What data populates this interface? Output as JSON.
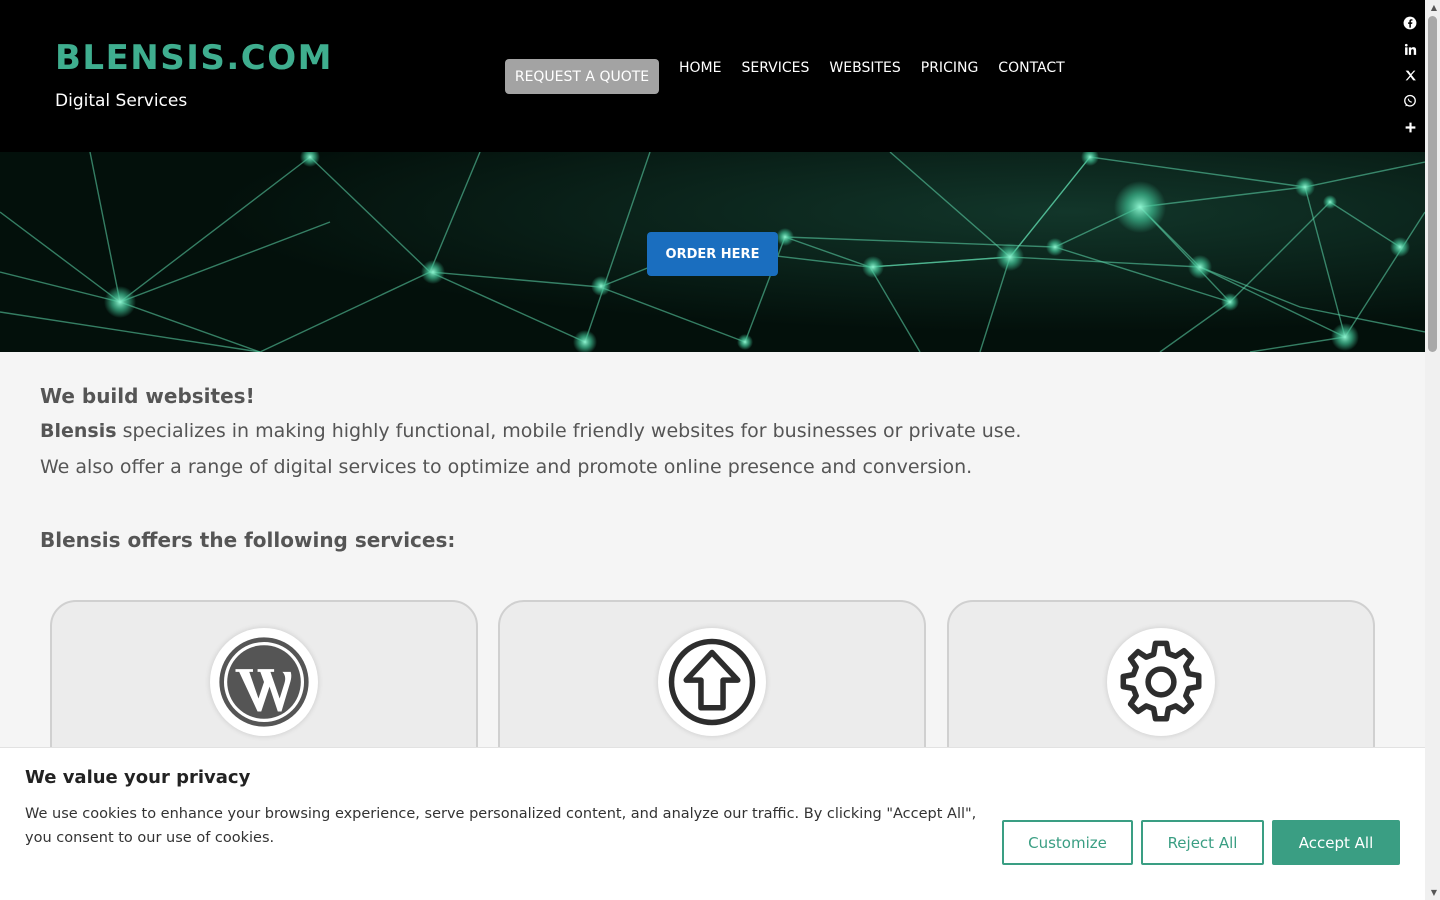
{
  "header": {
    "brand": "BLENSIS.COM",
    "tagline": "Digital Services",
    "quote_button": "REQUEST A QUOTE",
    "nav": [
      "HOME",
      "SERVICES",
      "WEBSITES",
      "PRICING",
      "CONTACT"
    ]
  },
  "social": {
    "icons": [
      "facebook-icon",
      "linkedin-icon",
      "x-icon",
      "whatsapp-icon",
      "plus-icon"
    ]
  },
  "hero": {
    "order_button": "ORDER HERE"
  },
  "main": {
    "heading": "We build websites!",
    "intro_bold": "Blensis",
    "intro_rest": " specializes in making highly functional, mobile friendly websites for businesses or private use.",
    "intro_2": "We also offer a range of digital services to optimize and promote online presence and conversion.",
    "services_heading": "Blensis offers the following services:",
    "cards": [
      {
        "icon": "wordpress-icon"
      },
      {
        "icon": "upload-arrow-icon"
      },
      {
        "icon": "gear-icon"
      }
    ]
  },
  "cookie": {
    "title": "We value your privacy",
    "text": "We use cookies to enhance your browsing experience, serve personalized content, and analyze our traffic. By clicking \"Accept All\", you consent to our use of cookies.",
    "customize": "Customize",
    "reject": "Reject All",
    "accept": "Accept All"
  },
  "colors": {
    "brand": "#3fae8f",
    "order_button": "#1a6ebf",
    "cookie_accent": "#3a9e83"
  }
}
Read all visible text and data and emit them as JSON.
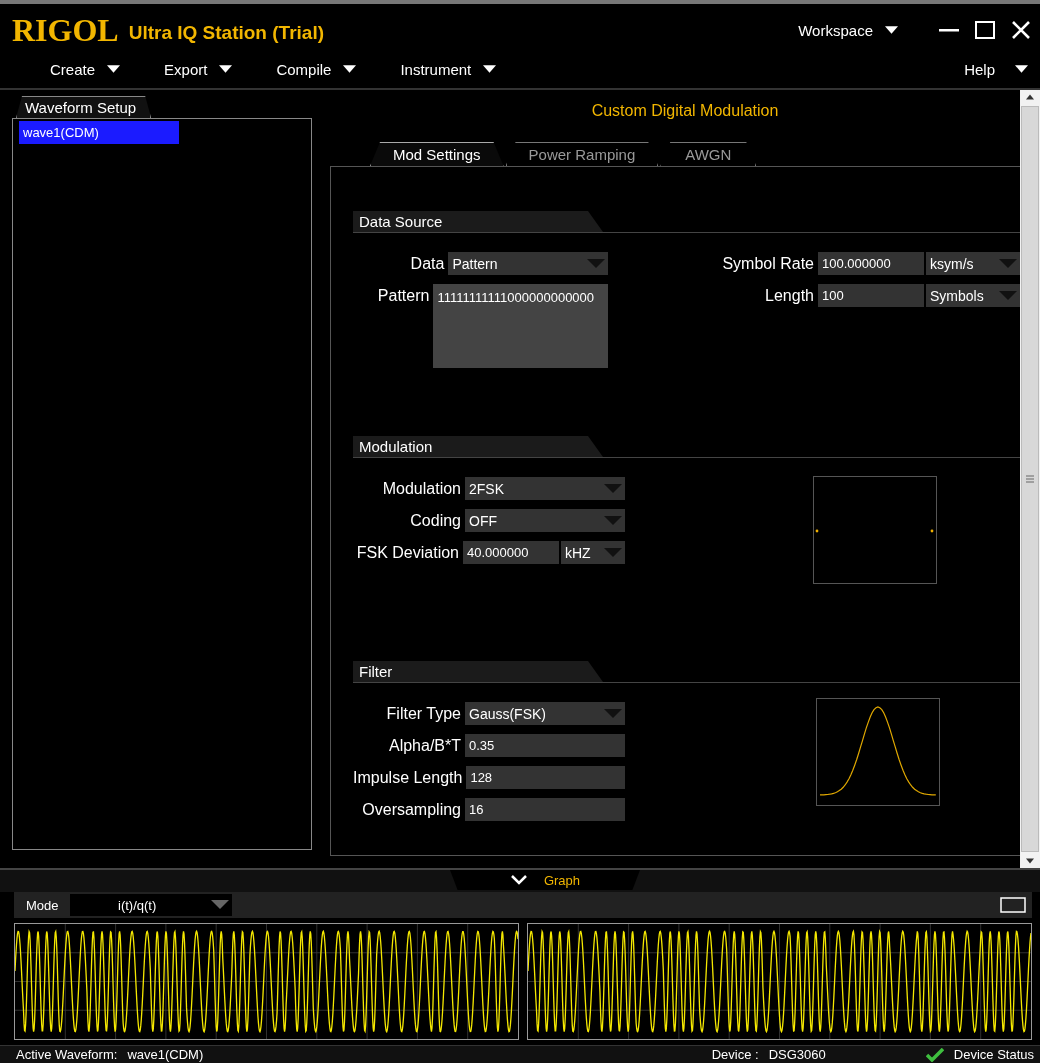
{
  "window": {
    "logo": "RIGOL",
    "title": "Ultra IQ Station (Trial)",
    "workspace": "Workspace"
  },
  "menu": [
    {
      "label": "Create"
    },
    {
      "label": "Export"
    },
    {
      "label": "Compile"
    },
    {
      "label": "Instrument"
    }
  ],
  "help": "Help",
  "sidebar": {
    "tab": "Waveform Setup",
    "items": [
      {
        "label": "wave1(CDM)",
        "selected": true
      }
    ]
  },
  "panel": {
    "title": "Custom Digital Modulation",
    "tabs": [
      {
        "label": "Mod Settings",
        "selected": true
      },
      {
        "label": "Power Ramping",
        "selected": false
      },
      {
        "label": "AWGN",
        "selected": false
      }
    ],
    "sections": [
      {
        "title": "Data Source",
        "kind": "plain",
        "fields": [
          {
            "label": "Data",
            "kind": "select",
            "value": "Pattern"
          },
          {
            "label": "Pattern",
            "kind": "textarea",
            "value": "11111111111000000000000"
          }
        ],
        "right_fields": [
          {
            "label": "Symbol Rate",
            "kind": "input_unit",
            "value": "100.000000",
            "unit": "ksym/s"
          },
          {
            "label": "Length",
            "kind": "input_unit",
            "value": "100",
            "unit": "Symbols"
          }
        ]
      },
      {
        "title": "Modulation",
        "kind": "constellation",
        "fields": [
          {
            "label": "Modulation",
            "kind": "select",
            "value": "2FSK"
          },
          {
            "label": "Coding",
            "kind": "select",
            "value": "OFF"
          },
          {
            "label": "FSK Deviation",
            "kind": "input_unit",
            "value": "40.000000",
            "unit": "kHZ"
          }
        ]
      },
      {
        "title": "Filter",
        "kind": "filter_response",
        "fields": [
          {
            "label": "Filter Type",
            "kind": "select",
            "value": "Gauss(FSK)"
          },
          {
            "label": "Alpha/B*T",
            "kind": "input",
            "value": "0.35"
          },
          {
            "label": "Impulse Length",
            "kind": "input",
            "value": "128"
          },
          {
            "label": "Oversampling",
            "kind": "input",
            "value": "16"
          }
        ]
      }
    ]
  },
  "graph": {
    "label": "Graph",
    "mode_label": "Mode",
    "mode": "i(t)/q(t)"
  },
  "status_bar": {
    "active_label": "Active Waveform:",
    "active": "wave1(CDM)",
    "device_label": "Device :",
    "device": "DSG3060",
    "status": "Device Status"
  }
}
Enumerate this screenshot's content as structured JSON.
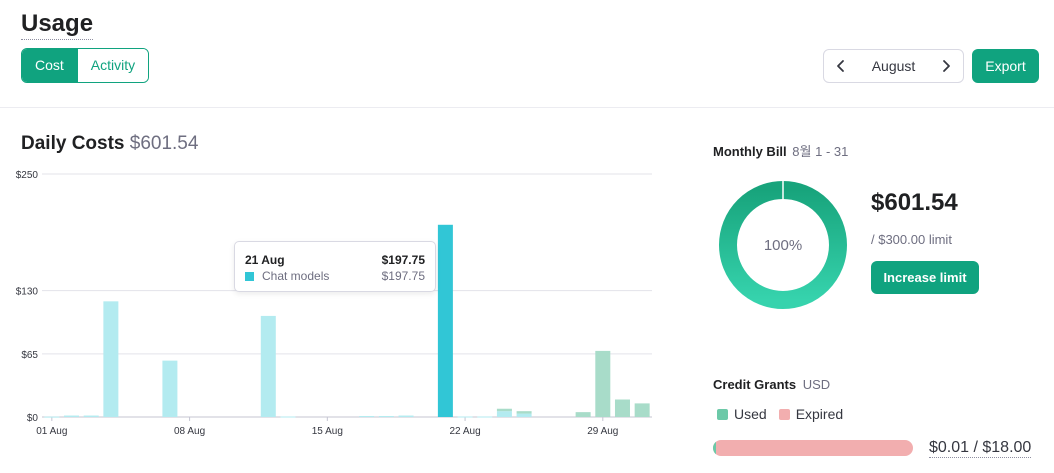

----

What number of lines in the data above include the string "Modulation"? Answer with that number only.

Written solution
3